If you want the weight of a physical book, the sensation of turning pages and the ability to put a pretty bookmark into the place you have reached, you might just as well as buy one blank book to handle, and turn its white pages as you listen to each story on Audible.

Lilypops Sun 03-Jan-21 08:36:53

I read a lot too and download lots of books mainly cheaper ones , I really miss being able to go to the library. I wonder how long it will be before they can reopen. A kindle is great but I still love to open a real book ,

Elegran Sun 03-Jan-21 08:49:50

I phrased that wrong. I should have put "buying an ebook cheaply on Amazon" not "buying a cheap book on Amazon".

M0nica Mon 04-Jan-21 08:30:12
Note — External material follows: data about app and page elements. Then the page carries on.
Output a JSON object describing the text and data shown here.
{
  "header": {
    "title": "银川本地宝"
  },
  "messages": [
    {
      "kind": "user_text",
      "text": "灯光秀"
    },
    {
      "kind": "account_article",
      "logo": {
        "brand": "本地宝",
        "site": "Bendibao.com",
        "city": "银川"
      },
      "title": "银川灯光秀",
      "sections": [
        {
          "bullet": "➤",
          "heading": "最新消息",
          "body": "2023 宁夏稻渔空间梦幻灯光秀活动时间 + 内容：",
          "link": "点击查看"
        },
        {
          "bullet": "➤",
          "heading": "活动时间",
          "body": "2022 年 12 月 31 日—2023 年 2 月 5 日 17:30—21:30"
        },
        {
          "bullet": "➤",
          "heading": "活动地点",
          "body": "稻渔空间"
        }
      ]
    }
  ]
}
Most of a books price is the cost of production. Paper printing, graphic design, distribution, book seller's costs.

A Kindle book needs far less preparation and once one copy is available online it can be sent out again, and again. Like sending an email instead of a letter.

Generally authors get 5-8% of the selling price. Obviously you get less froma Kindle book, but if Jeffrey Archer gets 10 per book and sells a millon books - and he does - then he has made £100,000., not a sum to be sneezed at.

nadateturbe Mon 04-Jan-21 08:48:58

Many books are reduced in price over time Antonia. The book on vitamin d at £150 - I have seen this type of thing. But if you look further at other sellers you will probably find it at a mch lower price.

Humbertbear Mon 04-Jan-21 10:33:11

I know someone who worked on that book. It involved an incredible amount of research and only a small number of books was printed which is why they are now so valuable.

Dragonella Thu 14-Jan-21 01:59:08

The main advantage of keeping book prices - especially ebook prices - low is to encourage people to take a chance on new authors they haven't read before. But I take your point, OP, and of course students/hard-up people can often buy books second-hand if they can't afford new.